What to work on:
Go through the listing below and repeat it exactly, omitting each picture.

Entries supplied:

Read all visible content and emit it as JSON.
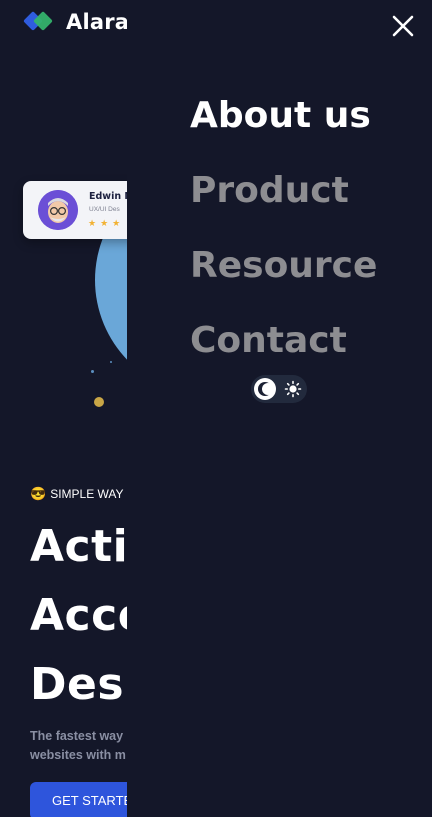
{
  "brand": {
    "name": "Alara"
  },
  "card": {
    "name": "Edwin M",
    "role": "UX/UI Des",
    "rating_stars": "★★★"
  },
  "hero": {
    "tagline_emoji": "😎",
    "tagline": "SIMPLE WAY",
    "headline": [
      "Actio",
      "Acce",
      "Desi"
    ],
    "desc": [
      "The fastest way",
      "websites with m"
    ],
    "cta": "GET STARTE"
  },
  "menu": {
    "items": [
      {
        "label": "About us",
        "active": true
      },
      {
        "label": "Product",
        "active": false
      },
      {
        "label": "Resource",
        "active": false
      },
      {
        "label": "Contact",
        "active": false
      }
    ]
  },
  "colors": {
    "background": "#141729",
    "accent": "#2e55dc",
    "menu_active": "#ffffff",
    "menu_inactive": "#8d8d91"
  },
  "icons": {
    "close": "close-icon",
    "moon": "moon-icon",
    "sun": "sun-icon"
  }
}
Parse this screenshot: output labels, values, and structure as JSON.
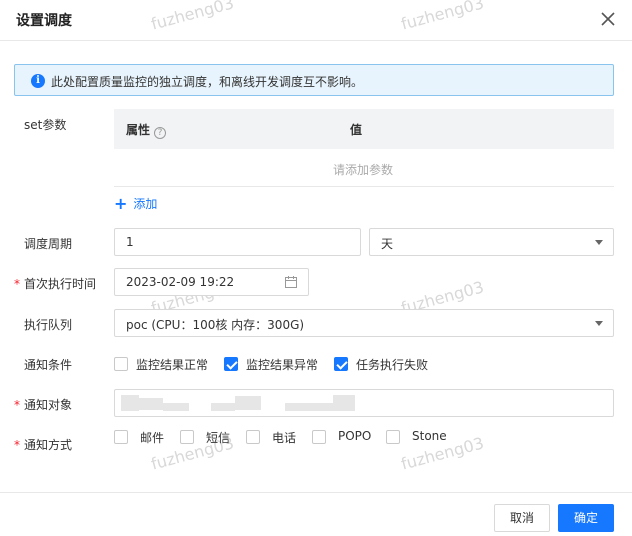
{
  "dialog": {
    "title": "设置调度",
    "close_icon": "close-icon"
  },
  "watermark": "fuzheng03",
  "alert": {
    "icon": "info-icon",
    "text": "此处配置质量监控的独立调度，和离线开发调度互不影响。"
  },
  "set_params": {
    "label": "set参数",
    "columns": [
      "属性",
      "值"
    ],
    "help_icon": "question-circle-icon",
    "empty_text": "请添加参数",
    "add_label": "添加"
  },
  "schedule_period": {
    "label": "调度周期",
    "value": "1",
    "unit": "天"
  },
  "first_run": {
    "label": "首次执行时间",
    "value": "2023-02-09 19:22",
    "icon": "calendar-icon"
  },
  "queue": {
    "label": "执行队列",
    "value": "poc (CPU：100核 内存：300G)"
  },
  "notify_condition": {
    "label": "通知条件",
    "options": [
      {
        "label": "监控结果正常",
        "checked": false
      },
      {
        "label": "监控结果异常",
        "checked": true
      },
      {
        "label": "任务执行失败",
        "checked": true
      }
    ]
  },
  "notify_target": {
    "label": "通知对象"
  },
  "notify_method": {
    "label": "通知方式",
    "options": [
      {
        "label": "邮件",
        "checked": false
      },
      {
        "label": "短信",
        "checked": false
      },
      {
        "label": "电话",
        "checked": false
      },
      {
        "label": "POPO",
        "checked": false
      },
      {
        "label": "Stone",
        "checked": false
      }
    ]
  },
  "footer": {
    "cancel_label": "取消",
    "ok_label": "确定"
  },
  "colors": {
    "primary": "#1677ff",
    "required": "#f5222d",
    "alert_bg": "#e8f4fd"
  }
}
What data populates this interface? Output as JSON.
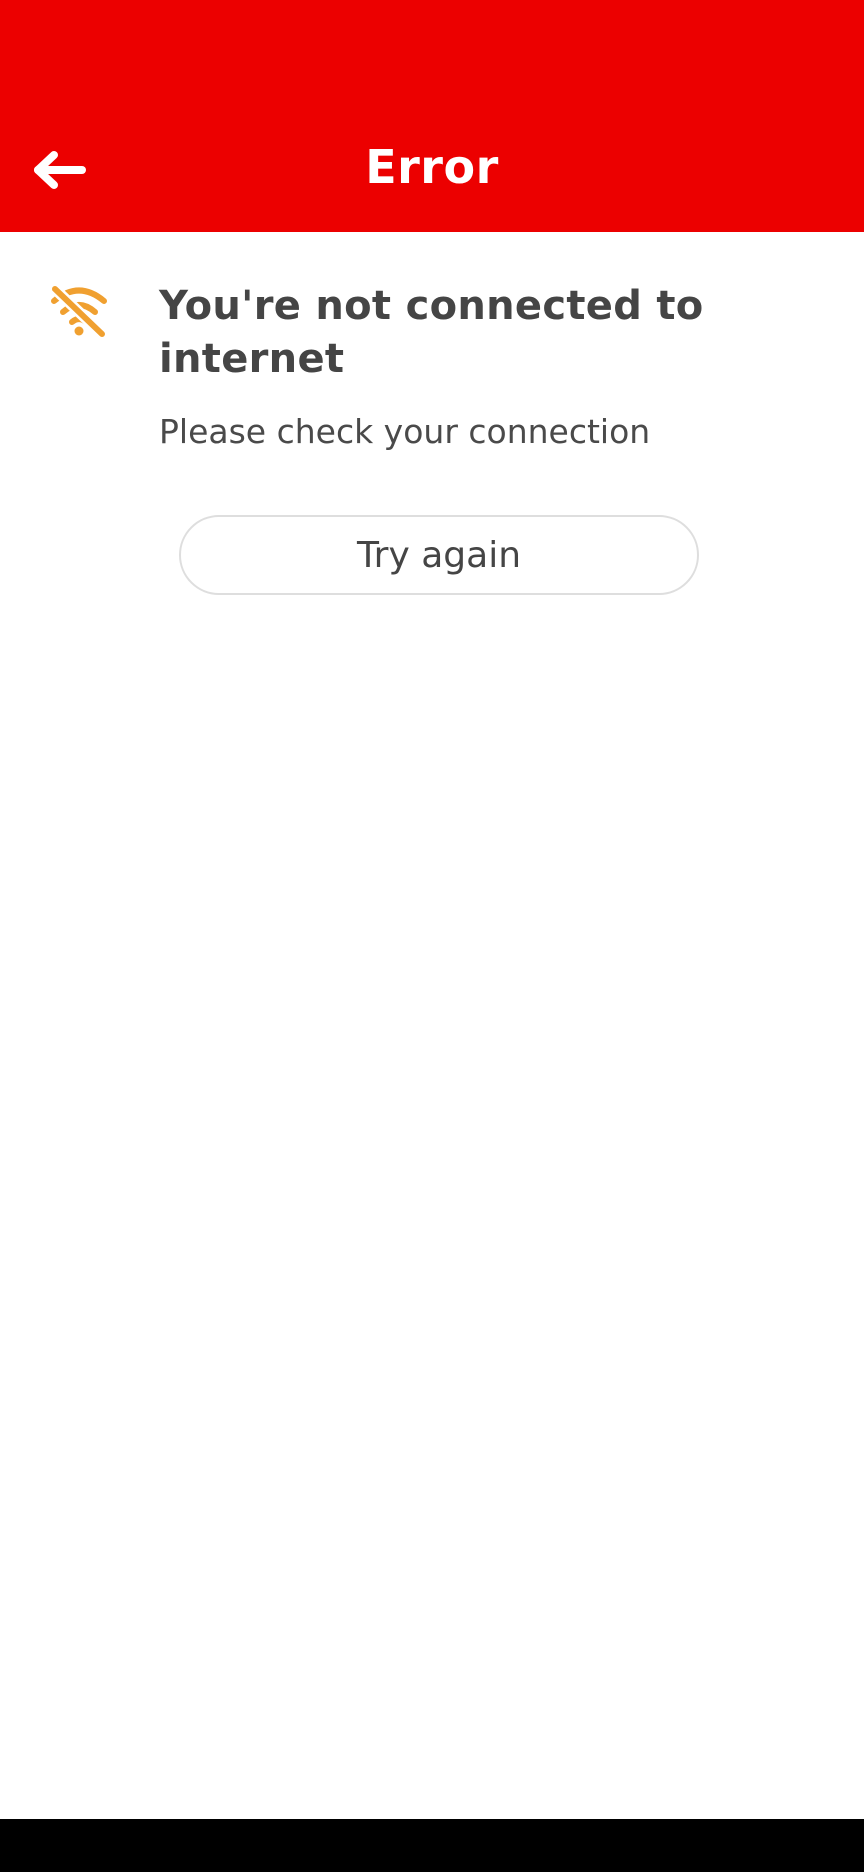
{
  "app_bar": {
    "title": "Error",
    "background_color": "#EC0000",
    "back_icon": "arrow-left-icon"
  },
  "message": {
    "icon": "wifi-off-icon",
    "icon_color": "#F0A030",
    "title": "You're not connected to internet",
    "subtitle": "Please check your connection"
  },
  "actions": {
    "try_again_label": "Try again"
  }
}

Response to the task:
Read all visible content and emit it as JSON.
{
  "brand": {
    "name": "Alara"
  },
  "card": {
    "name": "Edwin M",
    "role": "UX/UI Des",
    "rating_stars": "★★★"
  },
  "hero": {
    "tagline_emoji": "😎",
    "tagline": "SIMPLE WAY",
    "headline": [
      "Actio",
      "Acce",
      "Desi"
    ],
    "desc": [
      "The fastest way",
      "websites with m"
    ],
    "cta": "GET STARTE"
  },
  "menu": {
    "items": [
      {
        "label": "About us",
        "active": true
      },
      {
        "label": "Product",
        "active": false
      },
      {
        "label": "Resource",
        "active": false
      },
      {
        "label": "Contact",
        "active": false
      }
    ]
  },
  "colors": {
    "background": "#141729",
    "accent": "#2e55dc",
    "menu_active": "#ffffff",
    "menu_inactive": "#8d8d91"
  },
  "icons": {
    "close": "close-icon",
    "moon": "moon-icon",
    "sun": "sun-icon"
  }
}
Parse this screenshot: output labels, values, and structure as JSON.
{
  "dialog": {
    "title": "设置调度",
    "close_icon": "close-icon"
  },
  "watermark": "fuzheng03",
  "alert": {
    "icon": "info-icon",
    "text": "此处配置质量监控的独立调度，和离线开发调度互不影响。"
  },
  "set_params": {
    "label": "set参数",
    "columns": [
      "属性",
      "值"
    ],
    "help_icon": "question-circle-icon",
    "empty_text": "请添加参数",
    "add_label": "添加"
  },
  "schedule_period": {
    "label": "调度周期",
    "value": "1",
    "unit": "天"
  },
  "first_run": {
    "label": "首次执行时间",
    "value": "2023-02-09 19:22",
    "icon": "calendar-icon"
  },
  "queue": {
    "label": "执行队列",
    "value": "poc (CPU：100核 内存：300G)"
  },
  "notify_condition": {
    "label": "通知条件",
    "options": [
      {
        "label": "监控结果正常",
        "checked": false
      },
      {
        "label": "监控结果异常",
        "checked": true
      },
      {
        "label": "任务执行失败",
        "checked": true
      }
    ]
  },
  "notify_target": {
    "label": "通知对象"
  },
  "notify_method": {
    "label": "通知方式",
    "options": [
      {
        "label": "邮件",
        "checked": false
      },
      {
        "label": "短信",
        "checked": false
      },
      {
        "label": "电话",
        "checked": false
      },
      {
        "label": "POPO",
        "checked": false
      },
      {
        "label": "Stone",
        "checked": false
      }
    ]
  },
  "footer": {
    "cancel_label": "取消",
    "ok_label": "确定"
  },
  "colors": {
    "primary": "#1677ff",
    "required": "#f5222d",
    "alert_bg": "#e8f4fd"
  }
}
What data populates this interface? Output as JSON.
{
  "app_bar": {
    "title": "Error",
    "background_color": "#EC0000",
    "back_icon": "arrow-left-icon"
  },
  "message": {
    "icon": "wifi-off-icon",
    "icon_color": "#F0A030",
    "title": "You're not connected to internet",
    "subtitle": "Please check your connection"
  },
  "actions": {
    "try_again_label": "Try again"
  }
}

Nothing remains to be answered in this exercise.